This is only a partial picture of Willow Creek Community Church from the "outlook". The standing room only crowd at the Storyline Conference break out session called "The Hidden Lies that Keep Our Schedules Overwhelmed" indicates that Joshua Becker is on to something. Not that you can tell from looking at the American evangelical church from the outside. Look at the building we were gathered in (above). Willow Creek Community Church is perhaps the premier megachurch in the USA. The campus is larger than many colleges. It screams "More is more."

Joshua Becker shared the 7 lies we tell ourselves to keep ourselves busy.

Scripture, however, supports Joshua Becker's supposition that if you are looking for contentment, happiness or even just the time to follow Jesus, you are better off if you get down to the essentials. It will not be found in your stuff.  More possessions demands time to take care of it, time to work to pay for it, or time worrying about paying for it.

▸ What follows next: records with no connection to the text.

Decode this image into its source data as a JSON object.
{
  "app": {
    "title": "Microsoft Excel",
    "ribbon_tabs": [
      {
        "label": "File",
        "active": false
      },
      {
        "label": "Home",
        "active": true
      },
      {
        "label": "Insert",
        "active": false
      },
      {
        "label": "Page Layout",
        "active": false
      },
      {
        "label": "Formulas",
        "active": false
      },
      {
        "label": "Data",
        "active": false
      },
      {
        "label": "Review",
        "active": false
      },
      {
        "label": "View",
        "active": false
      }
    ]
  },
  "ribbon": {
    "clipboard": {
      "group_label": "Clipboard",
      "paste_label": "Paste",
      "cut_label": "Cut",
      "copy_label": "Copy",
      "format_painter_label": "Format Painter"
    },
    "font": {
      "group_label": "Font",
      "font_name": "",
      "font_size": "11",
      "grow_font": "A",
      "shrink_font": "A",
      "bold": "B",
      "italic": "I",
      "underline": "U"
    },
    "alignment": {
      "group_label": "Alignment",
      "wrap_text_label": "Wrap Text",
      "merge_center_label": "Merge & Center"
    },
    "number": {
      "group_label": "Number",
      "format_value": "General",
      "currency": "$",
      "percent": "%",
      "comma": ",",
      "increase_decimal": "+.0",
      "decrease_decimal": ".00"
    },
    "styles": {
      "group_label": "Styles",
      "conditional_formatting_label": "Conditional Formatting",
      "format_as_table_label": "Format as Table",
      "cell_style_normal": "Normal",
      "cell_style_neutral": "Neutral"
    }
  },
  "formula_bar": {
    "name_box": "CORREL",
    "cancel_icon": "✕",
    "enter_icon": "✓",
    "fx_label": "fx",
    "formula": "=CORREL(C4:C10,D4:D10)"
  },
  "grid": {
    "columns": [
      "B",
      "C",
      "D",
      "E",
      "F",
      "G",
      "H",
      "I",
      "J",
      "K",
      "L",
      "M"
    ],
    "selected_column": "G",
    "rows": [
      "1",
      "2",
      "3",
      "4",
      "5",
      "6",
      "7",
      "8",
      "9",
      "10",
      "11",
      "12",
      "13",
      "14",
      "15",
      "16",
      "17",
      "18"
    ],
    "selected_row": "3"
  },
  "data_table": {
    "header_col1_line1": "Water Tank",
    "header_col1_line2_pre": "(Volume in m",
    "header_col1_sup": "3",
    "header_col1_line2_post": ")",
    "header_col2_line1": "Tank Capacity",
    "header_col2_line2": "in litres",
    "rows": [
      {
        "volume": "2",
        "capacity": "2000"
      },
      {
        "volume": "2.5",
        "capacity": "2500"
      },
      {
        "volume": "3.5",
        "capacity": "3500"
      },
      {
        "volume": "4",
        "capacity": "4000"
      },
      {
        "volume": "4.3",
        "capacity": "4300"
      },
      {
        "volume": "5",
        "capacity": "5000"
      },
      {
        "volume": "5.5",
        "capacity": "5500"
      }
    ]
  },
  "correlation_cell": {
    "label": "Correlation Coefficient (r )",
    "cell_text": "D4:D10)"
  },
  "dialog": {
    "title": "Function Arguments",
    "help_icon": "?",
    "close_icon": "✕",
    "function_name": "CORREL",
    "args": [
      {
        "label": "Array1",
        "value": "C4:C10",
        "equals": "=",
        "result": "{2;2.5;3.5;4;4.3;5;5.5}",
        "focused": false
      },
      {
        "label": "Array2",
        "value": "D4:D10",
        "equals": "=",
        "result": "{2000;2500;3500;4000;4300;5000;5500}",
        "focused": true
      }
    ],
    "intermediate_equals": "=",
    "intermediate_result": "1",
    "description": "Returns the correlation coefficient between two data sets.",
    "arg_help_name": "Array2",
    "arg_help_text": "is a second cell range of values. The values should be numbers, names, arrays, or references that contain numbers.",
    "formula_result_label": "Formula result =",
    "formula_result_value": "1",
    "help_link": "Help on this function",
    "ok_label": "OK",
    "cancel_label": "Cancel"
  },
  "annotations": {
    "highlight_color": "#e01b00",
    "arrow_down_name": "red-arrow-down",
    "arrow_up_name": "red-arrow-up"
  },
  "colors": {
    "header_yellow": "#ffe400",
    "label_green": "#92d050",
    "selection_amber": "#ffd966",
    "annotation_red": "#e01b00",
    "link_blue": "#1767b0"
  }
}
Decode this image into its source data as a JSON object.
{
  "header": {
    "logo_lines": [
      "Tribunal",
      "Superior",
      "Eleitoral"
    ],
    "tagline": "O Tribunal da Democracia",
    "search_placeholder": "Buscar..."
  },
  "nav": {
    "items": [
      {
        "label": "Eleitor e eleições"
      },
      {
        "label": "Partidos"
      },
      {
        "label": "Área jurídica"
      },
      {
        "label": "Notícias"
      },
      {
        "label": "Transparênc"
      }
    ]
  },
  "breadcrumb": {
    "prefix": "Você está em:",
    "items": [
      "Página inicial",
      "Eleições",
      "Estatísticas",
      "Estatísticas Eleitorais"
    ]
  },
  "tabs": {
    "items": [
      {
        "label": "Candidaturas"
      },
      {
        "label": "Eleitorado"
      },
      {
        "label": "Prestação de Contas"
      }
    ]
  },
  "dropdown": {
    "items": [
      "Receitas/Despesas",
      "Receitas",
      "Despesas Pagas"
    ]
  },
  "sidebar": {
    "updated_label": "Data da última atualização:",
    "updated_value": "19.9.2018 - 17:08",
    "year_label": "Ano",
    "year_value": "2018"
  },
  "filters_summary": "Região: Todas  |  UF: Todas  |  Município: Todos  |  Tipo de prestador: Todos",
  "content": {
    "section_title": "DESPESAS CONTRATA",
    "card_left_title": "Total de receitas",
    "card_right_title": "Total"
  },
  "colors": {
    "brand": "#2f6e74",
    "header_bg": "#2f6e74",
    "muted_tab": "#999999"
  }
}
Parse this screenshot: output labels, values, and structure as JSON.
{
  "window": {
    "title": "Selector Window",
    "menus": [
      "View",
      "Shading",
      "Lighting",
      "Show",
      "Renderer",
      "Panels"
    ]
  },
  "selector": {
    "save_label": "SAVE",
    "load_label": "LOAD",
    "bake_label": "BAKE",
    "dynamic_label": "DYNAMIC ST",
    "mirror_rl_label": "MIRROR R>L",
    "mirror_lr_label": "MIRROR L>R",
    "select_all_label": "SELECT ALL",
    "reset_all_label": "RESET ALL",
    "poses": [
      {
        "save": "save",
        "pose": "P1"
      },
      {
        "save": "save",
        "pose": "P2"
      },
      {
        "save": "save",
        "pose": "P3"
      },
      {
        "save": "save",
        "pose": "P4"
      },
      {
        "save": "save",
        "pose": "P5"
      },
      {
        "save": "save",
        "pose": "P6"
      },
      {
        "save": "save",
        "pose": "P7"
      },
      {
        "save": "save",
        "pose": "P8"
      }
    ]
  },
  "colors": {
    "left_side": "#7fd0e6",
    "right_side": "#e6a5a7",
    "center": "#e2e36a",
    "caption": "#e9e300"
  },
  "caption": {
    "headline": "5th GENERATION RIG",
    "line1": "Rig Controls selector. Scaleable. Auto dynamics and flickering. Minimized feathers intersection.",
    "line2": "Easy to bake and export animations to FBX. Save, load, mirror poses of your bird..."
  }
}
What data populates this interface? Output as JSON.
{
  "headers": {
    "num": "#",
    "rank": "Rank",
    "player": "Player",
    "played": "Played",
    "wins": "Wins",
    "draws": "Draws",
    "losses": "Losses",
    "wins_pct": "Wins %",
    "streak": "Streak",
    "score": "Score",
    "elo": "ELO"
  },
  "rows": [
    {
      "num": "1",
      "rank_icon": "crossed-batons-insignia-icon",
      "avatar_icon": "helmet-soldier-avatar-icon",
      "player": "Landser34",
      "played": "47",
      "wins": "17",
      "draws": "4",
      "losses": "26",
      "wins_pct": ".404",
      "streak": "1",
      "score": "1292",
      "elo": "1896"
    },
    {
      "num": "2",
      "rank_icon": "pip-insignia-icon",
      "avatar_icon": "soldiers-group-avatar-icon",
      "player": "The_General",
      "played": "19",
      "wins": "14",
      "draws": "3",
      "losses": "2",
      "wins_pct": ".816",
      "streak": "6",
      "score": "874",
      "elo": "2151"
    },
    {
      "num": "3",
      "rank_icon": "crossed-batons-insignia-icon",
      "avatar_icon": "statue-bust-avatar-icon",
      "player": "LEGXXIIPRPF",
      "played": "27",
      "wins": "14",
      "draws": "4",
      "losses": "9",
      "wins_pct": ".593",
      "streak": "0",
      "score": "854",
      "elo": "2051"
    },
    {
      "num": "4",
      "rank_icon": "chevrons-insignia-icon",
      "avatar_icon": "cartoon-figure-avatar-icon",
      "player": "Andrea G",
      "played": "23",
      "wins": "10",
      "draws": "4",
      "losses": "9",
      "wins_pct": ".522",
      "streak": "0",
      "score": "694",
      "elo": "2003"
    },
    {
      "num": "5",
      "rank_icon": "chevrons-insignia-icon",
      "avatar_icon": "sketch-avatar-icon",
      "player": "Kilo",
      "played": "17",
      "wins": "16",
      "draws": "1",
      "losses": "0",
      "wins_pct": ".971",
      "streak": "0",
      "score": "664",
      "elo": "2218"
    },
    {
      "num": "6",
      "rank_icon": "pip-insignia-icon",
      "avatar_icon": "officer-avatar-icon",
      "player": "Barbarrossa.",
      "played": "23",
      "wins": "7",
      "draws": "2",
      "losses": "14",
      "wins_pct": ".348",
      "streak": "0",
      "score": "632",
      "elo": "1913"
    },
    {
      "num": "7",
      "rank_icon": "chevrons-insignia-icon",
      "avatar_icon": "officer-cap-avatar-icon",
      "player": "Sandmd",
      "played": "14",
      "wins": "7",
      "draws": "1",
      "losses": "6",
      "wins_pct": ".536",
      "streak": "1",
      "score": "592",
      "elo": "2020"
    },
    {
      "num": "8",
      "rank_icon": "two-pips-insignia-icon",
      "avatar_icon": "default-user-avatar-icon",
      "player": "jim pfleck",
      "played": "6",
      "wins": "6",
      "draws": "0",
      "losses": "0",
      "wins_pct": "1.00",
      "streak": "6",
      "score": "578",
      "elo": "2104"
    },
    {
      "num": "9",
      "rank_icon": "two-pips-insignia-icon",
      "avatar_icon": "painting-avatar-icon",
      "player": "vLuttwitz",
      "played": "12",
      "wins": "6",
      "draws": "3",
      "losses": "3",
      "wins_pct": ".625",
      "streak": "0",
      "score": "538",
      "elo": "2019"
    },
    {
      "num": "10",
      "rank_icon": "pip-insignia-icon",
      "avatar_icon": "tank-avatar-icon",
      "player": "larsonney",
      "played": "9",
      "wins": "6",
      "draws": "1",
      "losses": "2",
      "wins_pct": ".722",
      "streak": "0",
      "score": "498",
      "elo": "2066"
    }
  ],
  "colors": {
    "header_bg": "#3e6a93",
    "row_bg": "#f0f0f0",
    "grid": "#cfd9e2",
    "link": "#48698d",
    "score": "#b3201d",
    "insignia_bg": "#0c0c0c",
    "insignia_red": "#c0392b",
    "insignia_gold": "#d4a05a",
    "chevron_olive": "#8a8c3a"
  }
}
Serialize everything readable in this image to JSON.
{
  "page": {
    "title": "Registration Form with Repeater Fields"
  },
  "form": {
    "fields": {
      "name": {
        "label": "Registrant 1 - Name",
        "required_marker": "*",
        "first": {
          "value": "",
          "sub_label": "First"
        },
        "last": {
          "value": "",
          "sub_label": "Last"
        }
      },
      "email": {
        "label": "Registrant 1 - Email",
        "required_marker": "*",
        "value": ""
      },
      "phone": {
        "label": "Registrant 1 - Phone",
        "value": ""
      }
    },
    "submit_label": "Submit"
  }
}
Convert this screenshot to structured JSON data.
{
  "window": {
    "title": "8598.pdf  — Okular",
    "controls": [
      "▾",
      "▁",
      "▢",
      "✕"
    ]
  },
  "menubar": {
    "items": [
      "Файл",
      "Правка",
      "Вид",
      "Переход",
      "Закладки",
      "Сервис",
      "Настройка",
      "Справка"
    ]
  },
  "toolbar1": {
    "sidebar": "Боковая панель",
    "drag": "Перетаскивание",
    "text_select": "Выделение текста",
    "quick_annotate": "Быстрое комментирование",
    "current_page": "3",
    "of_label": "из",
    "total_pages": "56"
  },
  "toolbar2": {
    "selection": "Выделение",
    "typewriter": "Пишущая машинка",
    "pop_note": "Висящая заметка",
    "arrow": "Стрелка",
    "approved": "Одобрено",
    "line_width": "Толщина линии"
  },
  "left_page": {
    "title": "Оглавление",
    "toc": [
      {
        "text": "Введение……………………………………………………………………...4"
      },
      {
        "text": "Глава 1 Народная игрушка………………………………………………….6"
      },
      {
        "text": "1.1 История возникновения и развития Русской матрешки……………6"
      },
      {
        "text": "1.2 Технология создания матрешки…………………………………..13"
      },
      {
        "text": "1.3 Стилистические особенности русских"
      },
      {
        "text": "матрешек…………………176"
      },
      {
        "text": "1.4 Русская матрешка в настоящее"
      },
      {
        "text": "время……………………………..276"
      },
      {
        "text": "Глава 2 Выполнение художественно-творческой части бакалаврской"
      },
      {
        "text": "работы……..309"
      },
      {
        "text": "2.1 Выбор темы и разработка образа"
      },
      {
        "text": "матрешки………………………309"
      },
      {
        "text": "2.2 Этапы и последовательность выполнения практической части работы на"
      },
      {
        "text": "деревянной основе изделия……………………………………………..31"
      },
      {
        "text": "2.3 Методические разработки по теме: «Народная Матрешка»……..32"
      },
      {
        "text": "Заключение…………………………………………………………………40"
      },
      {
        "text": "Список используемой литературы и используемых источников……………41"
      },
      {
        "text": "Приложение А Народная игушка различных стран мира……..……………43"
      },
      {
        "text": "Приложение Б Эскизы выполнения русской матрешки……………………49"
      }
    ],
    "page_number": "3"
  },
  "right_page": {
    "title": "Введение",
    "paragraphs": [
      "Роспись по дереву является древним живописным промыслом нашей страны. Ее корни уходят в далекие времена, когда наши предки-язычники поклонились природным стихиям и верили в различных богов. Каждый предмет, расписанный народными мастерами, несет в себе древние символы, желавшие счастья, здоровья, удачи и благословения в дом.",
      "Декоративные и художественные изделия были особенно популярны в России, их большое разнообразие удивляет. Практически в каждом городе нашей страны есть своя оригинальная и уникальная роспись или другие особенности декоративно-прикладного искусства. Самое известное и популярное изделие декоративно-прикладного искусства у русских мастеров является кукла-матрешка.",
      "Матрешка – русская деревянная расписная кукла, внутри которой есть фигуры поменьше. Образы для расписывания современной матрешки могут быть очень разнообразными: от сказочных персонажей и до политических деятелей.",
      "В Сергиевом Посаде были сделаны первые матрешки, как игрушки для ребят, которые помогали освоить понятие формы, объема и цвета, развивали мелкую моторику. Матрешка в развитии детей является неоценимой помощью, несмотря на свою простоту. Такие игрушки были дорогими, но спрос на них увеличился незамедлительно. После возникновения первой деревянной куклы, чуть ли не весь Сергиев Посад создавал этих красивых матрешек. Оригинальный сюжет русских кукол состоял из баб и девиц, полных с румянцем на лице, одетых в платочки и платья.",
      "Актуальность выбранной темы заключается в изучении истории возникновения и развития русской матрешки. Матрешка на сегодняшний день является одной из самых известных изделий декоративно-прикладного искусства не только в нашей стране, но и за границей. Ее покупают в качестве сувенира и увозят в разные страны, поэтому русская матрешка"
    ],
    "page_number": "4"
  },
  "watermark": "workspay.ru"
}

Part of the challenge is pervasive advertising. When I sold everything and moved to New Zealand, my sense of purpose made it easier to do and then maintain few possessions. It also helped that I was not exposed to much advertising. Without television I avoided the constant onslaught of messages that I am not enough without (fill in the blank___).

I also got away from the many demands on my time--the social network that expects me to say yes at work, at church, with family, and with friends. It can be like the million and one emails I have received from the Democratic Party this election cycle. Except that the relationships I have with people make it much harder to press "delete."

Peeling it all back to the essentials is one of the reasons that I look back on my time in New Zealand with such fondness. It has been difficult to maintain the mindset since my return to California. It takes vigilance. I must stay present and take a long pause before responding to requests.

It also helps to have a plan. Watch this space for practical steps to getting back to basics.